بی ثباتی خلق و خوی از ویژگی های متمایز روان رنجوری است. نتایج حاصل از مطالعه سلامت و شیوه زندگی (HALS)بریتانیایی
|کد مقاله||سال انتشار||مقاله انگلیسی||ترجمه فارسی||تعداد کلمات|
|35411||2012||5 صفحه PDF||سفارش دهید||محاسبه نشده|
Publisher : Elsevier - Science Direct (الزویر - ساینس دایرکت)
Journal : Personality and Individual Differences, Volume 53, Issue 7, November 2012, Pages 896–900
The predictive value of neuroticism for adverse mental and physical outcomes is well documented in the literature. As a construct, neuroticism itself needs to be further clarified because of its overlap with symptoms characterizing depression and anxiety. The goal of this study was to examine the factor structure of neuroticism, and using factor scores, to predict psychological health 7 years later. Using the 1984 British Health and Lifestyle Study (HALS), we factor analyzed neuroticism as measured by the Eysenck Personality Inventory Neuroticism subscale (n = 5940). Of these 5940 wave one respondents, the General Health Questionnaire (GHQ) scores (n = 3599) seven years later (1991) were dichotomized and regressed against neuroticism factor scores, baseline GHQ, and physical health variables. A three-factor solution was found for neuroticism that represented anxiety, mood instability, and low mood. Although these three factors were significantly correlated (r = .446 to .530, p < .0001), mood instability had the highest communality and was the strongest predictor of worse mental health (OR: 1.17, robust se: .06, p < .01) next to baseline GHQ. The results of the present study confirm those of a previous study that indicated mood instability as a distinct and clinically relevant feature of neuroticism.

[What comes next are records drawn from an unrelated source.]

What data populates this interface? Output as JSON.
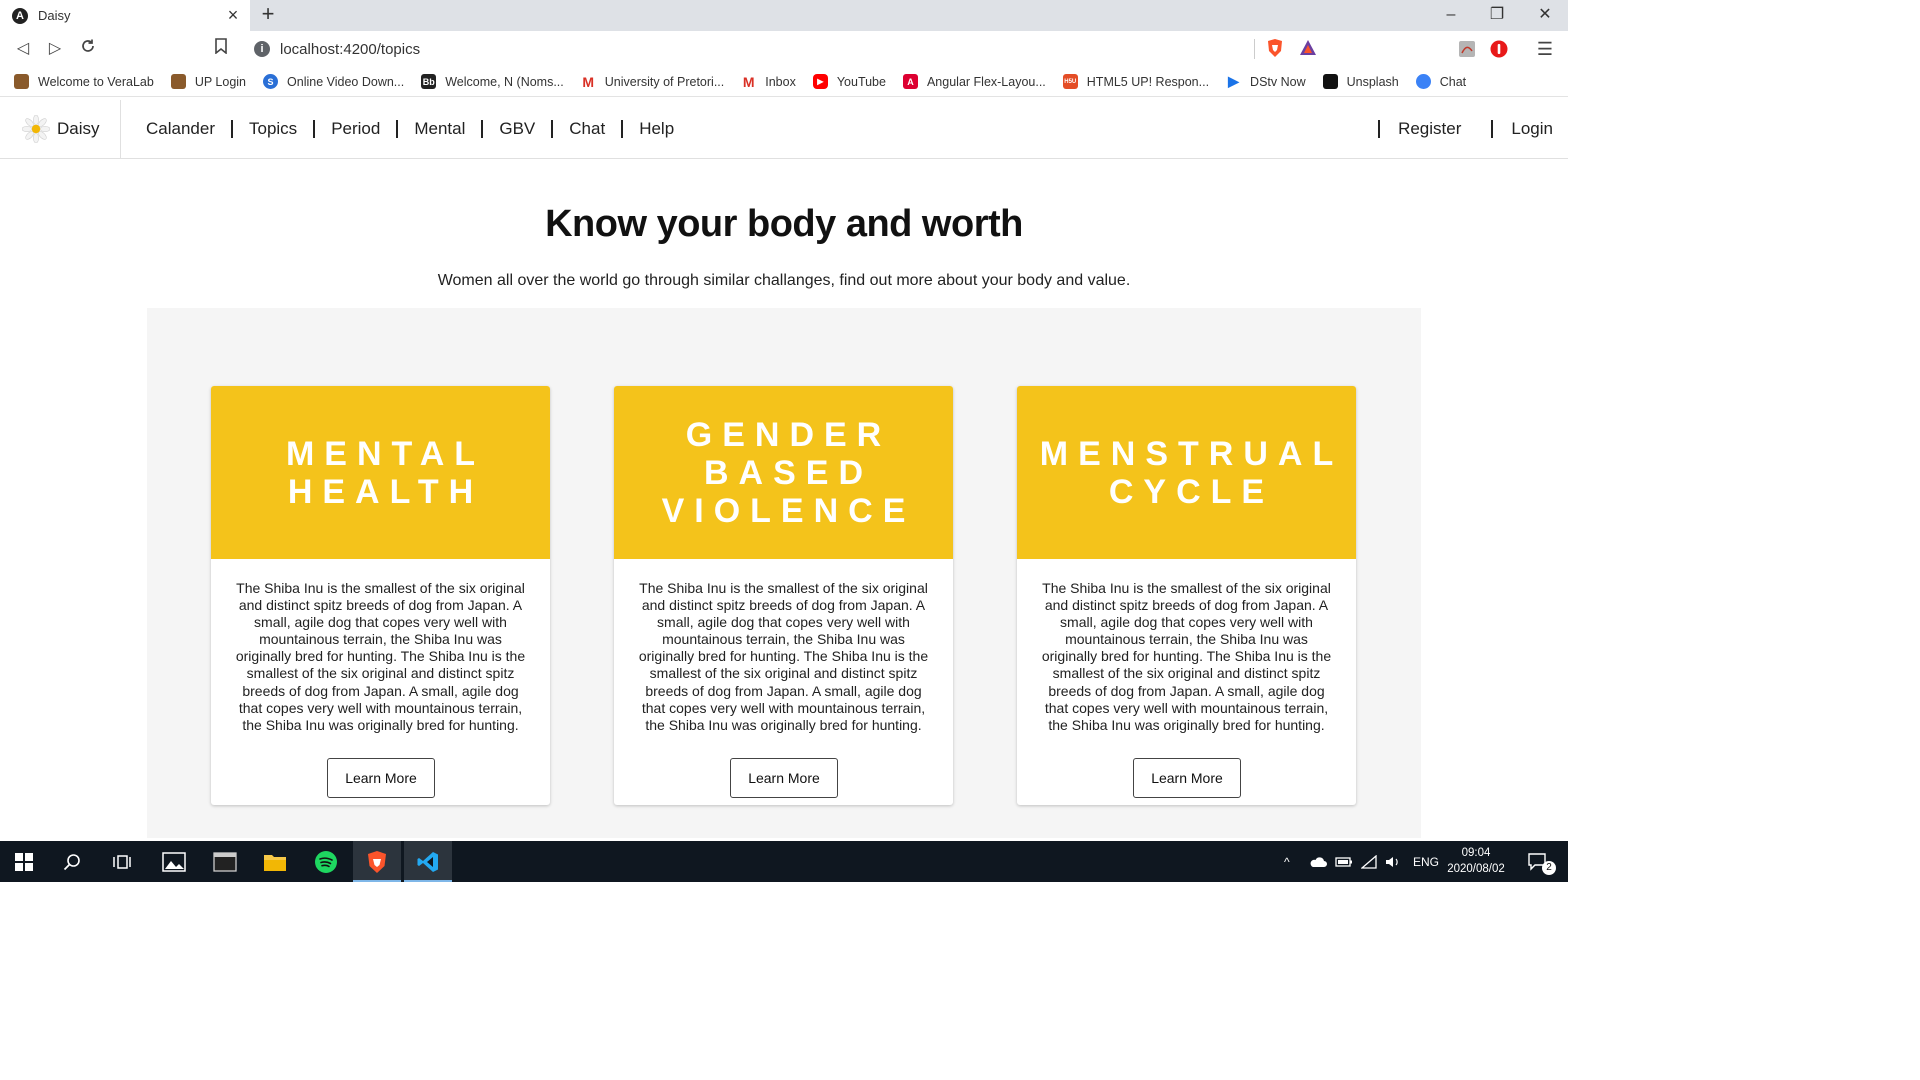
{
  "browser": {
    "tab_title": "Daisy",
    "tab_favicon": "A",
    "url": "localhost:4200/topics",
    "bookmarks": [
      {
        "label": "Welcome to VeraLab",
        "icon": "veralab-icon",
        "color": "#8a5a2b"
      },
      {
        "label": "UP Login",
        "icon": "up-icon",
        "color": "#8a5a2b"
      },
      {
        "label": "Online Video Down...",
        "icon": "savefrom-icon",
        "color": "#2a6fd6"
      },
      {
        "label": "Welcome, N (Noms...",
        "icon": "blackboard-icon",
        "color": "#222222"
      },
      {
        "label": "University of Pretori...",
        "icon": "gmail-icon",
        "color": "#d93025"
      },
      {
        "label": "Inbox",
        "icon": "gmail-icon",
        "color": "#d93025"
      },
      {
        "label": "YouTube",
        "icon": "youtube-icon",
        "color": "#ff0000"
      },
      {
        "label": "Angular Flex-Layou...",
        "icon": "angular-icon",
        "color": "#dd0031"
      },
      {
        "label": "HTML5 UP! Respon...",
        "icon": "html5up-icon",
        "color": "#e44d26"
      },
      {
        "label": "DStv Now",
        "icon": "dstv-icon",
        "color": "#1a73e8"
      },
      {
        "label": "Unsplash",
        "icon": "unsplash-icon",
        "color": "#111111"
      },
      {
        "label": "Chat",
        "icon": "chat-icon",
        "color": "#3b82f6"
      }
    ]
  },
  "nav": {
    "brand": "Daisy",
    "links": [
      "Calander",
      "Topics",
      "Period",
      "Mental",
      "GBV",
      "Chat",
      "Help"
    ],
    "register": "Register",
    "login": "Login"
  },
  "main": {
    "title": "Know your body and worth",
    "subtitle": "Women all over the world go through similar challanges, find out more about your body and value.",
    "cards": [
      {
        "banner": [
          "MENTAL",
          "HEALTH"
        ],
        "text": "The Shiba Inu is the smallest of the six original and distinct spitz breeds of dog from Japan. A small, agile dog that copes very well with mountainous terrain, the Shiba Inu was originally bred for hunting. The Shiba Inu is the smallest of the six original and distinct spitz breeds of dog from Japan. A small, agile dog that copes very well with mountainous terrain, the Shiba Inu was originally bred for hunting.",
        "button": "Learn More"
      },
      {
        "banner": [
          "GENDER",
          "BASED",
          "VIOLENCE"
        ],
        "text": "The Shiba Inu is the smallest of the six original and distinct spitz breeds of dog from Japan. A small, agile dog that copes very well with mountainous terrain, the Shiba Inu was originally bred for hunting. The Shiba Inu is the smallest of the six original and distinct spitz breeds of dog from Japan. A small, agile dog that copes very well with mountainous terrain, the Shiba Inu was originally bred for hunting.",
        "button": "Learn More"
      },
      {
        "banner": [
          "MENSTRUAL",
          "CYCLE"
        ],
        "text": "The Shiba Inu is the smallest of the six original and distinct spitz breeds of dog from Japan. A small, agile dog that copes very well with mountainous terrain, the Shiba Inu was originally bred for hunting. The Shiba Inu is the smallest of the six original and distinct spitz breeds of dog from Japan. A small, agile dog that copes very well with mountainous terrain, the Shiba Inu was originally bred for hunting.",
        "button": "Learn More"
      }
    ]
  },
  "colors": {
    "banner": "#f4c31b",
    "panel": "#f5f5f5",
    "taskbar": "#0f1720"
  },
  "taskbar": {
    "language": "ENG",
    "time": "09:04",
    "date": "2020/08/02",
    "notifications": "2"
  }
}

Mood disorders are common complex conditions (Becker, 2004) with excessive or inappropriate mood as the salient feature. Definitions of particular mood disorders require a minimum number of symptoms for a minimum duration, e.g. 2 weeks for major depression (American Psychiatric Association, 1994). In contrast, when high moods occur, depression becomes bipolar disorder and when mood fluctuates rapidly, the condition is often considered a personality disorder (American Psychiatric Association, 1994). In fact, the recent literature confirms that high moods are common among patients with depression (Nusslock & Frank, 2011), and mood can shift rapidly between lows and highs (Bowen et al., 2006, Eid and Diener, 1999 and Eysenck and Eysenck, 1969), but this view is not widely accepted. In a previous paper, we reported that one of three factors of the Eysenck Personality Inventory Neuroticism scale represents “moods going up and down” and that this unstable mood factor (along with factors for anxiety and depression) predicts suicidal thoughts (Bowen, Baetz, Leuschen, & Kalynchuk, 2011). Unstable moods are termed mood instability (MI) defined as ‘‘extreme and frequent fluctuations of mood over time” (Trull et al., 2008). MI has a moderate correlation with trait depression but empirically the concepts are distinct enough to be considered as separate constructs (Eid and Diener, 1999, Murray et al., 2002 and Thompson et al., 2011). Neuroticism is a robust predictor of a variety of psychiatric syndromes and health outcomes that include anxiety and mood syndromes (Kendler & Jablensky, 2011), substance abuse, personality disorders (Jacobs et al., 2011), adverse events (Kendler, Myers, & Reichborn-Kjennerud, 2011), suicidal thoughts (ten Have et al., 2009) and possibly physical health outcomes (Ormel et al., 2004 and Shipley et al., 2007). However, it is still not clear whether our understanding of the concept of neuroticism or of the relationship between neuroticism and mood symptoms has been advanced by this research, since there are shared symptoms of anxiety and depression between the measures of neuroticism and the outcome syndromes (Kendler and Gardner, 2011, Ormel et al., 2004 and ten Have et al., 2009). In this study, our hypothesis is that MI is an essential component of neuroticism that will predict future psychological ill health. We used data from the British Health and Lifestyle Survey (HALS) (Shipley et al., 2007) to address limitations of our previous study that were the relatively small sample size (n = 125) from one center, the use of the brief Eysenck Neuroticism Scale and the cross sectional nature of the data ( Bowen et al., 2011).